After hiring program graduates, utilities continue to spend thousands of dollars each year training their linemen until they become journeymen. Hanson said Avista spends $70,000 per year training its apprentices. When the students first go to work for a utility, they initially need to be under someone’s supervision all the time, said lead line instructor Bill Magers. For that reason, the power lines students practice on at the school are not energized.

"You gotta have what it takes before we get to the electricity part of it," he said.
The Jack Stewart school was named for a former Avista lineman known for mentoring his younger colleagues. Students must be 18 to register and though most are men, four women have graduated from the program since it began.

Safety is a top concern and the class size is capped at 26 to keep the student-to-instructor ratio low. The instructors don’t gloss over the potential dangers of the job. On the classroom wall hangs a memorial photograph of a former student who died while stringing power lines for a helicopter company.

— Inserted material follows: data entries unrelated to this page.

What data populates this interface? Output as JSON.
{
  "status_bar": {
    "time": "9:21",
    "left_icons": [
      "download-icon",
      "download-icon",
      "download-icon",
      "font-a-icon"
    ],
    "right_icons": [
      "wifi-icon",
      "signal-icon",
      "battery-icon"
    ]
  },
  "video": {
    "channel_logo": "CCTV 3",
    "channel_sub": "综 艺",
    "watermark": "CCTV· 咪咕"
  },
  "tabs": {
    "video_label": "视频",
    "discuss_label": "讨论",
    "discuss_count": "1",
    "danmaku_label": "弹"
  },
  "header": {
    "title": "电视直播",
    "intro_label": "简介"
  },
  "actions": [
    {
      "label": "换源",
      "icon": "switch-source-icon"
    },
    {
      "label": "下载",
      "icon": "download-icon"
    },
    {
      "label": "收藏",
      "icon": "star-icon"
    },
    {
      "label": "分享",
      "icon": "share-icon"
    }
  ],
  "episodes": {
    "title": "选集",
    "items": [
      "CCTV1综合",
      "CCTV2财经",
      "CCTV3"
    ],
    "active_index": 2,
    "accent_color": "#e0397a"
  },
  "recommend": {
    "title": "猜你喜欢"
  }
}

The program is intense, meeting eight hours a day, five days a week. Half is spent in the classroom; half outside on the training grounds, climbing poles, tying knots and rigging gear. Two sessions are offered per year: January through April and June through October. There’s more room, generally, in the summer session, instructors said. In four months, the students earn 49 college credits through Spokane Community College, which joined with Avista to create the program.
"When you take 10 to 18 credits, that’s a heavy load," said Linda Poage, who manages SCC’s apprentice division.

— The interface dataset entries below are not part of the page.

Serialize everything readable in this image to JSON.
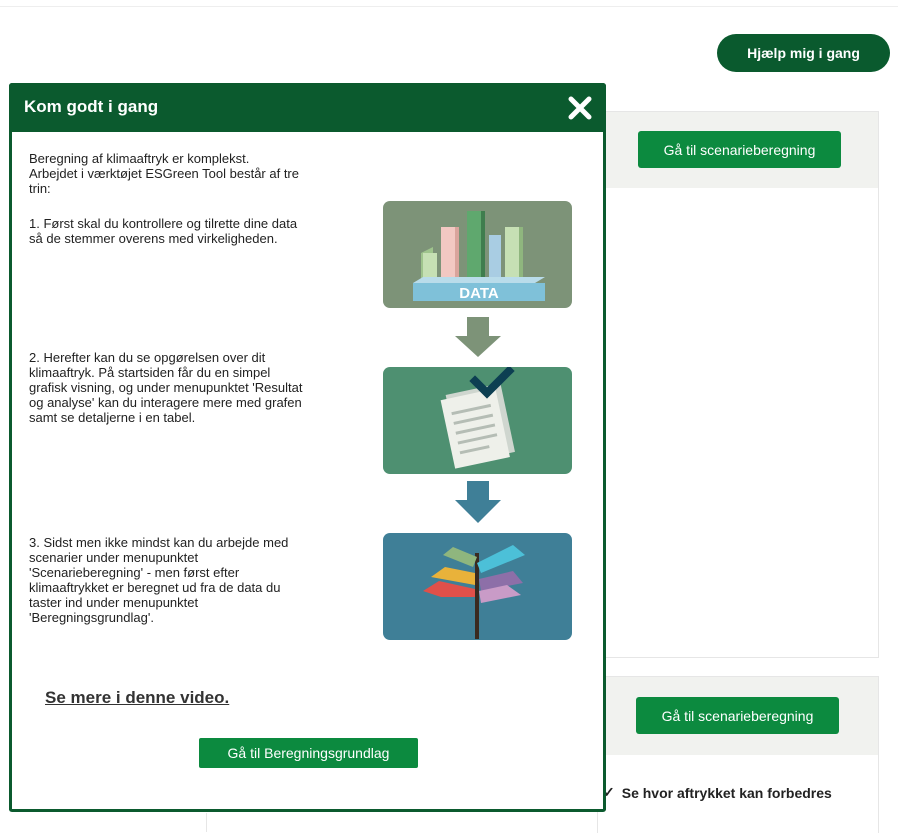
{
  "header": {
    "help_label": "Hjælp mig i gang"
  },
  "cards": [
    {
      "button_label": "Gå til scenarieberegning"
    },
    {
      "button_label": "Gå til scenarieberegning"
    }
  ],
  "improve_link": "Se hvor aftrykket kan forbedres",
  "modal": {
    "title": "Kom godt i gang",
    "intro_line1": "Beregning af klimaaftryk er komplekst.",
    "intro_line2": "Arbejdet i værktøjet ESGreen Tool består af tre",
    "intro_line3": "trin:",
    "step1_line1": "1. Først skal du kontrollere og tilrette dine data",
    "step1_line2": "så de stemmer overens med virkeligheden.",
    "step2_line1": "2. Herefter kan du se opgørelsen over dit",
    "step2_line2": "klimaaftryk. På startsiden får du en simpel",
    "step2_line3": "grafisk visning, og under menupunktet 'Resultat",
    "step2_line4": "og analyse' kan du interagere mere med grafen",
    "step2_line5": "samt se detaljerne i en tabel.",
    "step3_line1": "3. Sidst men ikke mindst kan du arbejde med",
    "step3_line2": "scenarier under menupunktet",
    "step3_line3": "'Scenarieberegning' - men først efter",
    "step3_line4": "klimaaftrykket er beregnet ud fra de data du",
    "step3_line5": "taster ind under menupunktet",
    "step3_line6": "'Beregningsgrundlag'.",
    "data_label": "DATA",
    "video_link": "Se mere i denne video.",
    "primary_button": "Gå til Beregningsgrundlag"
  },
  "colors": {
    "dark_green": "#0b5a2e",
    "button_green": "#0c8a3f",
    "illus1_bg": "#7d9378",
    "illus2_bg": "#4e9071",
    "illus3_bg": "#3f7f97"
  },
  "icons": {
    "close": "close-icon",
    "check": "check-icon",
    "arrow": "arrow-down-icon",
    "data_chart": "data-chart-illustration",
    "documents": "documents-checkmark-illustration",
    "signpost": "signpost-illustration"
  }
}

The school also trains students for other possible careers, perhaps with cable or phone companies or in other trade positions at power companies, said Magers. He and the other instructor, Dave Valandra, have worked to make the program more compatible with other utility companies’ needs and more applicable to other career fields.

"All the other bargaining unit jobs (at Avista) require what we teach here," said Valandra, who recently retired from 33 years as a lineman for Avista. The course includes instruction on flagging, CPR and forklift operations, among other skills.
But for some, it doesn’t seem like work at all.

Jake Booth is 20, from Davenport, Wash., and is so excited to be in the program, he says over and over how "awesome" it is. An adrenaline junkie who rides motorcycles and snowmobiles, Booth said he’s wanted to be a lineman since he was little. He went to college for two years, but hated it. He likes the lineman school because it’s more hands-on.

"The first day you’re out climbing," Booth said. "They put you right out there and let you start doing it."

Valandra, however, cautions the students against thinking the work is all about being outside and working with their hands.

"It’s not just climbing poles," said Valandra, 57. "That’s not what we do for a living. We work electricity. Climbing the poles is one way to get to the work."